As mentioned in a previous post, Arnold Hano wrote one of the must-read books for any serious student of the national pastime.
A Day in the Bleachers was the first, and in many ways the best, of the single-game analyses genre. His deconstruction of the first game of the 1954 World Series between the New York Giants and Cleveland Indians was published almost immediately after that Fall Classic and has been reprinted many times, an indication of its popularity and status as a classic. A 2006 edition published by Arion Press and illustrated by Mark Ulriksen sells for $700.
Willie Mays’ catch off the bat of Vic Wertz is standard fare on baseball; highlights shows, but Hano was there first-hand to chronicle it for future generations, all without benefit of instant replay. The chapter alone is worth the price of the book (well, maybe not the $700 price of the Arion book.)

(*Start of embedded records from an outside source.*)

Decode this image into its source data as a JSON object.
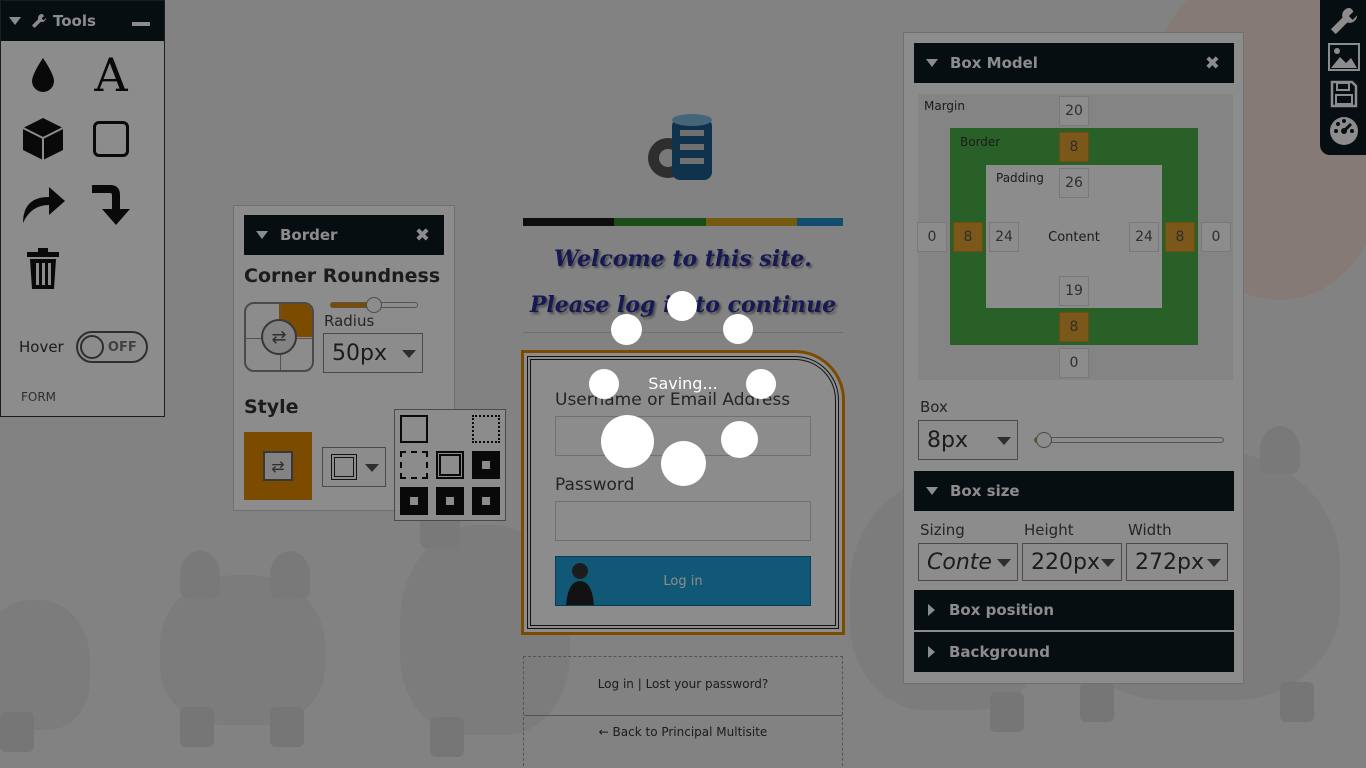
{
  "tools": {
    "title": "Tools",
    "icons": [
      "drop-icon",
      "text-icon",
      "cube-icon",
      "square-icon",
      "redo-icon",
      "turn-down-icon",
      "trash-icon"
    ],
    "hover_label": "Hover",
    "hover_state": "OFF",
    "section_label": "FORM"
  },
  "border_panel": {
    "title": "Border",
    "corner_title": "Corner Roundness",
    "radius_label": "Radius",
    "radius_value": "50px",
    "radius_slider_fraction": 0.5,
    "style_title": "Style"
  },
  "page": {
    "welcome": "Welcome to this site. Please log in to continue",
    "username_label": "Username or Email Address",
    "password_label": "Password",
    "login_button": "Log in",
    "links_top": "Log in | Lost your password?",
    "links_back": "← Back to Principal Multisite",
    "stripe_colors": [
      "#1a1a1a",
      "#2f8a2a",
      "#d9a520",
      "#1f8ec8"
    ]
  },
  "box_model": {
    "title": "Box Model",
    "margin_label": "Margin",
    "border_label": "Border",
    "padding_label": "Padding",
    "content_label": "Content",
    "margin": {
      "top": "20",
      "right": "0",
      "bottom": "0",
      "left": "0"
    },
    "border": {
      "top": "8",
      "right": "8",
      "bottom": "8",
      "left": "8"
    },
    "padding": {
      "top": "26",
      "right": "24",
      "bottom": "19",
      "left": "24"
    },
    "box_label": "Box",
    "box_value": "8px",
    "box_slider_fraction": 0.05
  },
  "box_size": {
    "title": "Box size",
    "sizing_label": "Sizing",
    "sizing_value": "Conte...",
    "height_label": "Height",
    "height_value": "220px",
    "width_label": "Width",
    "width_value": "272px"
  },
  "sections": {
    "box_position": "Box position",
    "background": "Background"
  },
  "right_sidebar": {
    "icons": [
      "wrench-icon",
      "image-icon",
      "save-icon",
      "dashboard-icon"
    ]
  },
  "loader": {
    "text": "Saving..."
  },
  "colors": {
    "panel_header": "#0e1a20",
    "accent": "#e08a00",
    "border_green": "#4cb04a"
  }
}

Hano is an award-winning newspaperman and his freelance work has appeared in numerous magazines, including Sports Illustrated. He wrote biographies of superstars like Sandy Koufax, Roberto Clemente, and Mays, as well as juvenile sports fiction. Hano also taught writing at the University of Southern California, Pitzer College, and the University of California, Irvine.
I had the pleasure to speak with him recently about the decision to write A Day in the Bleachers, and whether such a book could be done in the amusement facilities that serve as modern day ballparks. (My apologies for the bird sounds and other blips and bleeps.)
Hano, 90, will receive the 2012 Hilda Award, at the Baseball Reliquary‘s Shrine of the Eternals 2012 Induction Day on Sunday, July 15, beginning at 2 p.m., at the Donald R. Wright Auditorium in the Pasadena Central Library, Pasadena, California. The festivities will include the induction of the 2012 class of electees to the Shrine: Dr. Frank Jobe, Jim “Mudcat” Grant, and Luis Tiant. For further information, contact the Baseball Reliquary by phone at 626-791-7647 or by e-mail at email@example.com.
More on Hano.